August 20, 2007

#01-008: Understanding an English Dialect

Edgar A. Guest

Note: Some great writers--notably Mark Twain--write in English dialects that make their works difficult to read. Here are some tips on understanding their works.

Get Ready: In your language, is the spoken language different from the written language? Do people ever try to write as they speak, like English "wanna" for "want to" or "doin'" for "doing"?

Edgar Guest was a poet born in England on August 20, 1881.

His family moved to America ten years later, where "Eddie" became one of the most popular poets of the early 20th century.
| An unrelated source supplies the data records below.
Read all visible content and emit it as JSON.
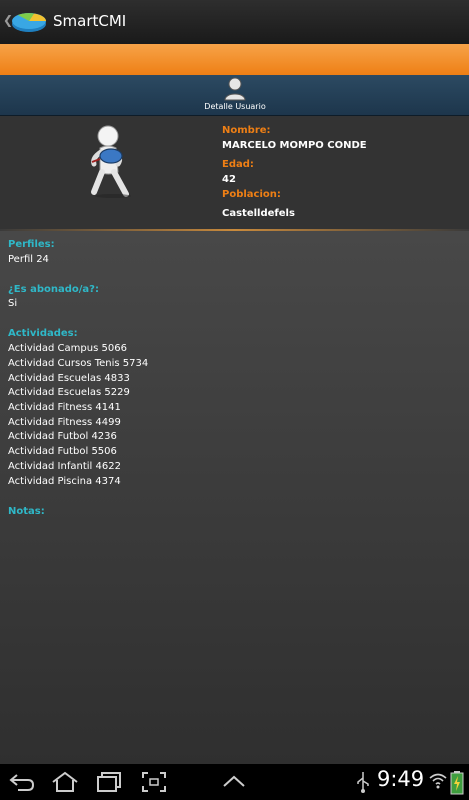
{
  "app": {
    "title": "SmartCMI"
  },
  "tab": {
    "label": "Detalle Usuario"
  },
  "profile": {
    "name_label": "Nombre:",
    "name_value": "MARCELO MOMPO CONDE",
    "age_label": "Edad:",
    "age_value": "42",
    "city_label": "Poblacion:",
    "city_value": "Castelldefels"
  },
  "details": {
    "perfiles_label": "Perfiles:",
    "perfiles_value": "Perfil 24",
    "abonado_label": "¿Es abonado/a?:",
    "abonado_value": "Si",
    "actividades_label": "Actividades:",
    "actividades": [
      "Actividad Campus 5066",
      "Actividad Cursos Tenis 5734",
      "Actividad Escuelas 4833",
      "Actividad Escuelas 5229",
      "Actividad Fitness 4141",
      "Actividad Fitness 4499",
      "Actividad Futbol 4236",
      "Actividad Futbol 5506",
      "Actividad Infantil 4622",
      "Actividad Piscina 4374"
    ],
    "notas_label": "Notas:"
  },
  "status": {
    "time": "9:49"
  },
  "colors": {
    "accent": "#ee7f15",
    "section": "#2fb8c8",
    "tabbar": "#1d364c"
  }
}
He was known as "The People's Poet" because he chose subjects which were loved by everyone, such as "home" or "mother." People were also attracted by his unusual style.

Guest often tried to copy the pronunciation, vocabulary, and even grammar, of the common people. As a result, he didn't usually write in what is known as Standard American English, or "SAE." He wrote in a "folksy" style.
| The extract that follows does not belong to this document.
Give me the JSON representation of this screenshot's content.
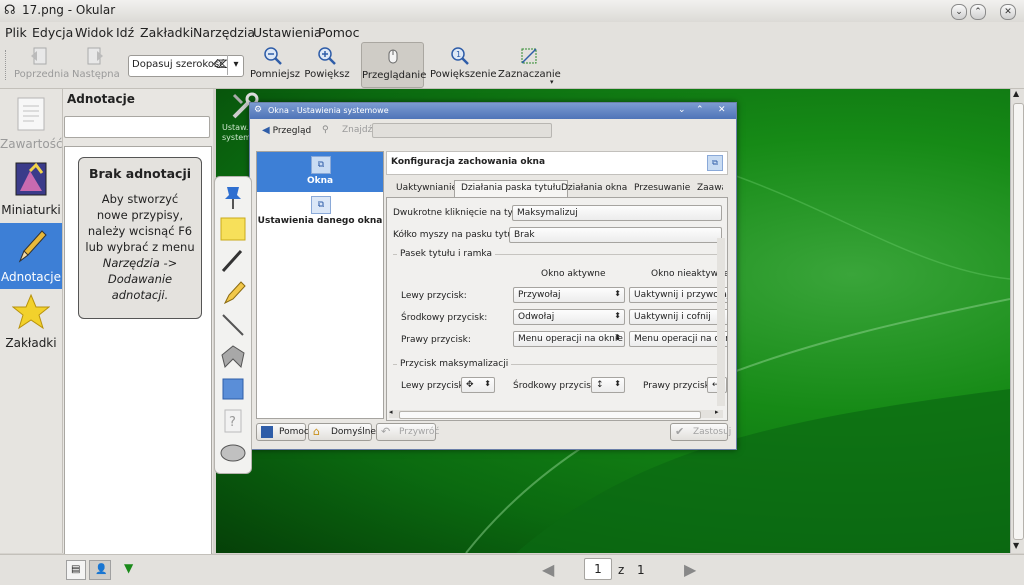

People who have learned English as a second language often have trouble understanding such dialects (the different ways people speak English in different places). Even native speakers can sometimes find it difficult!

So here, as a challenge to all, is the first stanza of one of Guest's most famous poems, called simply "Home," published in 1916. See if you can understand what Guest is saying.

It takes a heap o' livin' in a house t' make it home,
A heap o' sun an' shadder, an' ye sometimes have t' roam
Afore ye really 'preciate the things ye lef' behind,
An' hunger fer 'em somehow, with 'em allus on yer mind.

One of the problems you might have is the unusual spelling, which tries to imitate the sound of "natural" speech. Notice these: o' livin' - t' - shadder - 'preciate - fer – allus. Reading the words out loud might help.

The next problem is the vocabulary. Guest wanted the expressions to sound more like they are spoken by a person from the country than the city, so he chose "country" words, like "heap," afore," and "hunger for."

"Heap" usually means "pile," but informally can mean "a lot of something." Likewise, "afore" is a kind of uneducated way of saying "before." And "hunger for" means (in this case) "miss" or "want to be with."

So here's a paraphrase of this first stanza.

It takes a lot of living in a house to make it home,
A lot of sun and shadow, and you sometimes have to roam
Before you really appreciate the things you left behind,
And really miss them somehow, with them always on your mind.

Learning to paraphrase things written in dialect is a good way to build your skills in using natural English!


Read more poems by Edgar A. Guest:

Practice: Can you guess which sound from the poem is which word?

  1. an'
  2. 'em
  3. fer
  4. lef'
  5. o'
  6. 'preciate
  7. shadder
  8. t'
  9. ye
  10.  yer

  1. to
  2. and
  3. appreciate
  4. you
  5. them
  6. your
  7. left
  8. for
  9. of
  10. shadow

Answers are in the first comment below.

Submitted to the Shenzhen Daily for August 20, 2007

This lesson received 843 visits on my old site between December, 2011, and June, 2021.

1 comment:

  1. Answers to the Practice: 1. b; 2. e; 3. h; 4. g; 5. i; 6. c; 7. j; 8. a; 9. d; 10. f